According to an official price list for healthcare on the Balearic Islands, the cost of a pelvic fracture or hip dislocation in Mallorca, for example, is between £1,671 and £8,329. Stomach complaints like gastritis or a peptic ulcer cost between £1,991 and £9,451.

We asked several major travel insurers how costs compare in some of Europe's most popular holiday destinations.

Admiral told us the average cost of being hospitalised for food poisoning costs around £1,500 in France or Italy, compared to £2,000 in Spain, Greece and Portugal. An appendectomy in France or Italy costs £4,000 compared to £7,000 in the other three countries. Even something as minor as stitches for a cut could cost between £300 and £500, the insurer told us.

Aviva provided us with medical costs related to specific scenarios, all of which would currently be covered by EHIC. A 65-year-old suffering a heart attack and requiring surgery and 10 days of hospitalisation, for example, could face costs of £14,000 in France or £12,000 in Spain. A broken leg in France will cost around £7,500, versus £4,000 in Greece.

These costs are based on private treatment received within the country's public hospital, but billed at an international patients private rate. These examples don't include repatriation (transportation back to the UK), which can greatly increase the overall cost.

Travelling with pre-existing health conditions after Brexit

One of the key benefits of the current EHIC card is it also allows people with pre-existing medical conditions to get free or heavily subsidised healthcare when travelling in Europe.

With the loss of the EHIC, consumers with a disability or pre-existing health condition could effectively be prevented from travelling altogether, either because their premium becomes prohibitively expensive or because travel insurers deem them too risky to insure at all.

Cover for routine treatments for serious illness

However, there was some good news for travellers in the week before Christmas. The government announced that it has reached an agreement that means UK residents can receive some routine treatments while travelling in the European Economic Area or Switzerland.

The new scheme will cover vital treatments such as dialysis, oxygen therapy or certain types of chemotherapy.
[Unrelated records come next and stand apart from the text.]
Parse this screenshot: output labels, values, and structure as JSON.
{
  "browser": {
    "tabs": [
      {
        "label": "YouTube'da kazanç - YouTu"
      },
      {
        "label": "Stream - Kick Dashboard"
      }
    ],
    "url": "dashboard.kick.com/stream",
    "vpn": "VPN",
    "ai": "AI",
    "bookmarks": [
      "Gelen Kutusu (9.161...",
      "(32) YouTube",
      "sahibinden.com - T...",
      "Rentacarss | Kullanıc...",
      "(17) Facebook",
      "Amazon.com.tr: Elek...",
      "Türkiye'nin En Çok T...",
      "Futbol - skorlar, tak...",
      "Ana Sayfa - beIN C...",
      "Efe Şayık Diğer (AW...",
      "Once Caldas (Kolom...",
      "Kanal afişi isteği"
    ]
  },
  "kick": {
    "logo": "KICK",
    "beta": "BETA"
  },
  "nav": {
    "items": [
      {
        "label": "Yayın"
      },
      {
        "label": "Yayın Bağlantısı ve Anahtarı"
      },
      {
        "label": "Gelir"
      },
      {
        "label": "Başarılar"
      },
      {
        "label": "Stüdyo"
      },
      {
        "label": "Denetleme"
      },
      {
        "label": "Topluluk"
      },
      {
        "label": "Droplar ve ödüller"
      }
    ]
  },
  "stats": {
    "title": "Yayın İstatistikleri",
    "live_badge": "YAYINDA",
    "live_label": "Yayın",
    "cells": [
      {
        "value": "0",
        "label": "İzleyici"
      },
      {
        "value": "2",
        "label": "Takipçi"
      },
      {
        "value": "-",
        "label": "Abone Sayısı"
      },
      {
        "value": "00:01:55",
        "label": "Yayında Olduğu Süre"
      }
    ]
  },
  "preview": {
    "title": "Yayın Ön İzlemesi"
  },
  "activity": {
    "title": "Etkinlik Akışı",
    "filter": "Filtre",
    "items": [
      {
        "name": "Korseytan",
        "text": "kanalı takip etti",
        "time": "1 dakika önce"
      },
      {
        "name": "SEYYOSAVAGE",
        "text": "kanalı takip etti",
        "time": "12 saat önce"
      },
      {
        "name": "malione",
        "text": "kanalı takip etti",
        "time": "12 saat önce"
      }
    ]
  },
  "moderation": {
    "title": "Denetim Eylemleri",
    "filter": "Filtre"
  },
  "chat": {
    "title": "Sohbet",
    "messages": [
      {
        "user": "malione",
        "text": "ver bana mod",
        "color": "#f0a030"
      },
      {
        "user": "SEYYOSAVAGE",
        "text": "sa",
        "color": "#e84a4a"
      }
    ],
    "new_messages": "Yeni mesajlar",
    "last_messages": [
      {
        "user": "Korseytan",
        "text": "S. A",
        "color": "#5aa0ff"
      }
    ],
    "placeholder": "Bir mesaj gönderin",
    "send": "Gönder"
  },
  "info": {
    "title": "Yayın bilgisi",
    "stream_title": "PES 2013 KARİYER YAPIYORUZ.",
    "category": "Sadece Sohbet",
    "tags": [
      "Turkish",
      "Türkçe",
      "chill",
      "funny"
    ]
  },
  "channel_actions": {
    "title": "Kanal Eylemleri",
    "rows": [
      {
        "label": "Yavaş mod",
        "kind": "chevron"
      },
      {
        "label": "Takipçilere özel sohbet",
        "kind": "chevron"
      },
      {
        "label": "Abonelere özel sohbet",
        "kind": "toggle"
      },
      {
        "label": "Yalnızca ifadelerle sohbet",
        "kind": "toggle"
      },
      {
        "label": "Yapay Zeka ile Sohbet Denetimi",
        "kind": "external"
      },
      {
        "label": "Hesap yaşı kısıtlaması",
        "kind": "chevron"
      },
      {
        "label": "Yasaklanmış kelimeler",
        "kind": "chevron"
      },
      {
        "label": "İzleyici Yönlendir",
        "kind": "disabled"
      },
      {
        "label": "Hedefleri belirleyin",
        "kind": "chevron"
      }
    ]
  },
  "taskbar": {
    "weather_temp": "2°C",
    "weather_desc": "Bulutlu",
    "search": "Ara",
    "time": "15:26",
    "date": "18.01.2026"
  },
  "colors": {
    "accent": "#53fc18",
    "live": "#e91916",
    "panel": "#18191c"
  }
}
These procedures can be very expensive and without the agreement of the UK government to pay for them travel would have been impossible for those who need dialysis and some other treatments.

The scheme will last from1 January 2021 to 31 December 2021.

Travellers with pre-existing medical conditions who are struggling to find suitable insurance should try the Money Advice Service's travel insurance directory. The directory, which is free to use, includes specialist insurers that may not appear on comparison sites.

Travel insurance means European holiday for those over 80 hundreds of pounds more expensive

For many older travellers, insurance can already be extremely expensive. Even with the EHIC, our 2018 research found that the average premium for an annual multi-trip policy to Europe for a person aged 80 or over was more than £400 u2014 nearly seven times higher than for people aged 50-54.

Older people with pre-existing health conditions will face even higher quotes, sometimes exceeding a thousand pounds, meaning they could be effectively priced out of travelling abroad post-Brexit.

Travel insurance for Brexit and coronavirus

Regardless of Brexit, it's crucial you get travel insurance as soon as you book a holiday. Otherwise you won't be covered if you need to cancel the trip for reasons beyond your control, such as falling ill or being made redundant.

While we currently recommend getting medical cover worth at least £2m when visiting Europe, you'll need more like £5m in medical cover if there's no equivalent to the EHIC after Brexit. As a bare minimum, you also need cover worth up to £1m for personal liability, £3,000 for cancellation (or more depending on the value of your booking) and £1,500 for personal belongings, not to mention additional insurance for COVID-19.

Some insurers still aren't providing any 'COVID cover', while others only offer insurance for if you catch coronavirus while you're on holiday. That's not enough, you also need cancellation cover so that you can claim back the cost of your holiday if coronavirus prevents your from travelling.

Coronavirus travel insurance: who will cover me?